Infrastructure systems are inextricably tied to society by providing a variety of vital services. These systems play a fundamental role in reducing the vulnerability of communities and increasing their resilience to natural and human-induced hazards. While various definitions of resilience for infrastructure systems exist, analyzing the resilience of these systems within cross-sectoral and interdisciplinary perspectives remains limited and fragmented in research and practice. With the aim to assist researchers and practitioners in advancing understanding of resilience in designing infrastructure systems, this systematic literature review synthesizes and complements existing knowledge on designing resilient vital infrastructures by identifying (1) key conceptual tensions and challenges, (2) engineering and non-engineering measures, and (3) directions for future research. Here, a conceptual framework is developed in which infrastructures are defined as a conglomeration of interdependent social-ecological-technical systems. In addition, we define resilient infrastructures as systems with ability to (i) anticipate and absorb disturbances, (ii) adapt/transform in response to changes, (iii) recover, and (iv) learn from prior unforeseen events. Our results indicate that conceptual and practical challenges in designing resilient infrastructures continue to exist. Hence these systems are still being built without taking resilience explicitly into account. Our review of measures and recent applications shows that the available measures have not been widely applied in designing resilient infrastructure systems. Key concerns to address are identified as (i) the integration of social, ecological, and technical resilience of infrastructure systems with explicit attention paid to cascading effects and dependencies across these complex systems and (ii) the development of new technologies to identify factors that create different recovery characteristics.

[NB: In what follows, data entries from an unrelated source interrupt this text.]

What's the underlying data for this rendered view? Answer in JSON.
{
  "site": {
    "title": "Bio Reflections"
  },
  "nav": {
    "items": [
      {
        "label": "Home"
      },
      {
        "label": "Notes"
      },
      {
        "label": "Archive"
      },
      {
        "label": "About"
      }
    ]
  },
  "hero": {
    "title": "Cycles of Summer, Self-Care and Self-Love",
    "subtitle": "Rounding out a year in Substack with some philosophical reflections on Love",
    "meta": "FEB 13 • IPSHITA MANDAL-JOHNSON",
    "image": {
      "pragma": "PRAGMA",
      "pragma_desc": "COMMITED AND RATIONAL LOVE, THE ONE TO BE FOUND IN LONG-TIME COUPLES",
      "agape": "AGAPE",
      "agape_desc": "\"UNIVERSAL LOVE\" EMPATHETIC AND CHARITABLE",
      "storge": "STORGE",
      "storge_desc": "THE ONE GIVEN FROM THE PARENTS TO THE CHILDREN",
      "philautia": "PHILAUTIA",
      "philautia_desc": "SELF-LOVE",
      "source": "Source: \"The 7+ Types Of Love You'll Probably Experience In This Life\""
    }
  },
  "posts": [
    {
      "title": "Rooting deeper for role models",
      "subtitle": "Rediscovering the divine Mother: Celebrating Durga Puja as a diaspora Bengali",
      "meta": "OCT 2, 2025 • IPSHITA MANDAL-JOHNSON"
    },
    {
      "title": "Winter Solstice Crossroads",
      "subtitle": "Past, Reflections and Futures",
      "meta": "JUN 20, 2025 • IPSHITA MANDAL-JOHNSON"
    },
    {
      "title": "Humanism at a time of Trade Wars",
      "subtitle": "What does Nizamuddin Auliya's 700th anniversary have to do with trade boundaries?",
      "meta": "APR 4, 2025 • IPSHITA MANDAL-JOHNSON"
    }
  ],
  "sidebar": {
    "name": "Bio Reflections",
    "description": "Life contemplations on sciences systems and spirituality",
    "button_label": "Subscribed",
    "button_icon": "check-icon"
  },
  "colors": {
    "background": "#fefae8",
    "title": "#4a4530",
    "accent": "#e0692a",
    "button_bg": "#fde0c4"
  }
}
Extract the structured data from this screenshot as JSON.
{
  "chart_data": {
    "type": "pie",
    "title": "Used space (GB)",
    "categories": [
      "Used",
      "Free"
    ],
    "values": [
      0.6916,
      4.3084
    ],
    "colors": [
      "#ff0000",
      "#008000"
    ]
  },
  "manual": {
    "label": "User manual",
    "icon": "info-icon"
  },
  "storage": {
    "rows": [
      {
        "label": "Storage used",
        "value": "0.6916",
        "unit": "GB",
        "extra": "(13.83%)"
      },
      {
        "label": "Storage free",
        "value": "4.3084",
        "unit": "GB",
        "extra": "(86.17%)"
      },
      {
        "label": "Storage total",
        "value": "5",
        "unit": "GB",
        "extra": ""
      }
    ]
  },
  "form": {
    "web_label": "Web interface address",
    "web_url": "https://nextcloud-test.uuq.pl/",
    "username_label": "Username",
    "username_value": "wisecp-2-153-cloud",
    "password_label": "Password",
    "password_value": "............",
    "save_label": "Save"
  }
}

|Number of pages||25|
|Journal||Natural hazards and earth systems sciences discussions|
|Publication status||Published - 4 May 2021|